Get Out The Vote!

Now that you’re registered to vote, it’s your turn to encourage others to vote, too. Start by familiarizing yourself with the registration process, since it’s the first step to voting.

Keep it Non-Partisan

The Center is a 501(c)(3) organization, which means we can’t endorse any one party or candidate. That means when you do Get Out the Vote with The Center, it’s important to keep it non-partisan.

Encourage people to research the candidates and the political parties in New York State (there are eight of them!) on their own before making decisions. 

  • Don’t suggest which party to register with.
  • Don’t suggest which candidate to vote for.
  • Don’t talk about party stances or the parties that politicians belong to.

Understanding the Voter Registration Form

To get you started, take a look at this helpful Guide to the New York State Voter Registration Form.


A few tips on filling out the form:

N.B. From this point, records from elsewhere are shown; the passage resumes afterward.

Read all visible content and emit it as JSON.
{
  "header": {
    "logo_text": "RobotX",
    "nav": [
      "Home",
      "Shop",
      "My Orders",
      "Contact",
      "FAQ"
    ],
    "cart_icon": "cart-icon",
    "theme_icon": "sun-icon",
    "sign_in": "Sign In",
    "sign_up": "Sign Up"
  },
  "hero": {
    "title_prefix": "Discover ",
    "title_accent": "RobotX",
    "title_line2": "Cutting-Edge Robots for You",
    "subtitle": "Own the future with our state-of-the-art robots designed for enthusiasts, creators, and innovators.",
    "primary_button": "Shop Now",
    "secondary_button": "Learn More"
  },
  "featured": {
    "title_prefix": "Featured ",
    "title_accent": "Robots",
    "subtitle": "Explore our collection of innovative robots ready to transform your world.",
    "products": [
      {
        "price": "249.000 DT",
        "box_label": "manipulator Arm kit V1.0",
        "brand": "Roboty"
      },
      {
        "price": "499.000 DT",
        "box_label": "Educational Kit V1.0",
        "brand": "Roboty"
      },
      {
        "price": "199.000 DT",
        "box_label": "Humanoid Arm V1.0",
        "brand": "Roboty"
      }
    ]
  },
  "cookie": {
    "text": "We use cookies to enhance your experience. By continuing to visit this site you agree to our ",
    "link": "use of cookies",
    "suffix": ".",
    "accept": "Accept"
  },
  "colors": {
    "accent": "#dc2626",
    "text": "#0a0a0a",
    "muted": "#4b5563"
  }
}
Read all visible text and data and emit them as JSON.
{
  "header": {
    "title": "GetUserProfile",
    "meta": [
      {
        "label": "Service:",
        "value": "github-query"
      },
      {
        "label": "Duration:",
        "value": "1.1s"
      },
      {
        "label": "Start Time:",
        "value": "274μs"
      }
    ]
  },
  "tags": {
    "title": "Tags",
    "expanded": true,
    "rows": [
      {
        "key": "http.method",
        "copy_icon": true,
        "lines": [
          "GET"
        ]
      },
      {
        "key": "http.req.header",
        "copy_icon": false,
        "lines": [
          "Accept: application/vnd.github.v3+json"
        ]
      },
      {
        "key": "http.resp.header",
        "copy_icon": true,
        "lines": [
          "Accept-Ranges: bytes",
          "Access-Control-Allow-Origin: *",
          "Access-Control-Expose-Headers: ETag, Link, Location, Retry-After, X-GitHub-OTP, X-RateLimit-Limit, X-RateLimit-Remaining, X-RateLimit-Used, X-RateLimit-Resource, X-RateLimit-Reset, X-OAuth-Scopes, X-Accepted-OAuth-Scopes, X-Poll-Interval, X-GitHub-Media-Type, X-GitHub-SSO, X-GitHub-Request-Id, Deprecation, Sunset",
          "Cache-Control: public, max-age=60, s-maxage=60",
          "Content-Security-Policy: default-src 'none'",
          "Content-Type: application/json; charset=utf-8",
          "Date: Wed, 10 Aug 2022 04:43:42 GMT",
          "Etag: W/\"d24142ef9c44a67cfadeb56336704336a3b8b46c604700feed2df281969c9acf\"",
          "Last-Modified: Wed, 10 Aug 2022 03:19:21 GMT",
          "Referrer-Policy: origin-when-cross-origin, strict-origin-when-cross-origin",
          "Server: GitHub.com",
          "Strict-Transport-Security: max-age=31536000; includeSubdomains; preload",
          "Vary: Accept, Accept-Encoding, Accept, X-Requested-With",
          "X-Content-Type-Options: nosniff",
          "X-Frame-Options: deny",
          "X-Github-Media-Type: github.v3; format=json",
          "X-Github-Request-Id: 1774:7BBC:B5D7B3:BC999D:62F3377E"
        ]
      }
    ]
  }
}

  • Item 5, which includes a gender selection, is optional.
  • Items 6 and 7 are also optional, although entering your phone and/or email will ensure that you can be contacted in case there’s an issue with your registration form.
  • You only have to fill out item 12 if you’re updating your address.
  • You don’t have to choose a party when you register, but in order to vote in primary elections in New York State you need to register with the party whose primary you wish to participate in.
  • For the general election, you don’t need to be registered with a party to vote for a candidate.

And some gentle reminders:

  • If someone is not a U.S. citizen, filling out a voter registration form at all can have serious legal consequences, as it is considered forgery. If someone seems unsure if they can register to vote, ask if they would like to go over their eligibility.
  • Don’t pressure anyone to tell you why they are not eligible if they do not want to share that information.

Help Beyond Voting

Volunteer with The Center’s RiseOut Action Team to join our Get Out The Vote efforts, as we work to provide accurate voting information and underscore the importance of elections for our community. The Center is a nonpartisan 501(c)(3) organization. We do not endorse any political party or candidates.